Can international college students get social security benefits?

Question: We have hosted international college students for years, all of whom needed to apply for a Social Security Number upon arrival in the United States. Would these students be entitled to some Social Security funds at some point? Some have worked as paid graduate assistants, but others have not worked while going to school. Signed: Wondering

Dear Wondering: In order to collect Social Security benefits later in life, the students you host would need to have at least 40 “quarters” of credit working and earning in the U.S. and contributing to U.S. Social Security from their “substantial” U.S. earnings. Forty is the minimum number of credits for anyone to claim Social Security retirement benefits. Foreign students who earn only some “quarters” of U.S. Social Security credit (minimum of 6) may, later in life, be able to collect U.S. benefits depending on their country of citizenship/residence. The U.S. has bilateral “totalization” agreements regarding Social Security eligibility with most of its allies and, in some cases, a foreign citizen can “totalize” their Social Security credits from both countries to become eligible for U.S. benefits. Eligibility rules, however, vary somewhat by country, and Social Security payments cannot be made to certain countries (e.g., Cuba and North Korea). Payments to those living in countries with which the U.S. has no bilateral Social Security agreement may also be restricted.

In any case, U.S. Social Security benefits would not be available to any of these students until they are at least 62 years old, and then only if they had worked and earned sufficient U.S. credits (40) to be independently eligible for U.S. benefits on their own U.S. earnings record, or they later became eligible for U.S. benefits because they worked some in the U.S. and were eligible for benefits under a “totalization” agreement between the U.S. and their home country.
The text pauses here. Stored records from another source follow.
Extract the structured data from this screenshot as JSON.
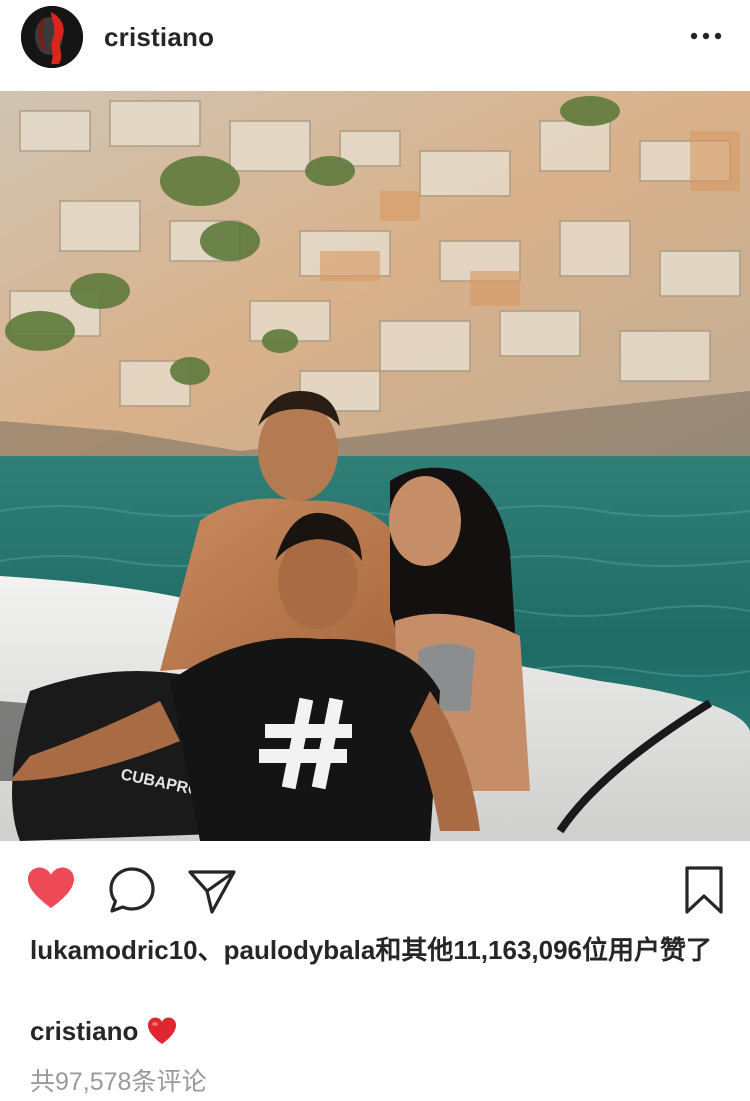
{
  "post": {
    "username": "cristiano",
    "caption_user": "cristiano",
    "caption_emoji_icon": "red-heart-icon",
    "likes_text": "lukamodric10、paulodybala和其他11,163,096位用户赞了",
    "comments_text": "共97,578条评论"
  },
  "icons": {
    "more": "more-options-icon",
    "like": "heart-icon",
    "comment": "comment-icon",
    "share": "paper-plane-icon",
    "save": "bookmark-icon"
  },
  "colors": {
    "like_active": "#ed4956",
    "text": "#262626",
    "muted": "#999999"
  },
  "photo": {
    "brand_text": "CUBAPRO"
  }
}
In any case, any U.S. Social Security benefits earned under a totalization agreement would be based only on their actual U.S. earnings (and not earnings in their home country) and, thus, would likely be very small.

I assume that most international students you host are only in the U.S. for a short time, perhaps one year. The maximum Social Security credits that can be earned each year is four, so it’s highly doubtful that the students you host for such a short time would later become eligible for U.S. Social Security benefits, unless they extend their U.S. presence and continue to work and earn in the United States long enough to later become eligible for U.S. benefits.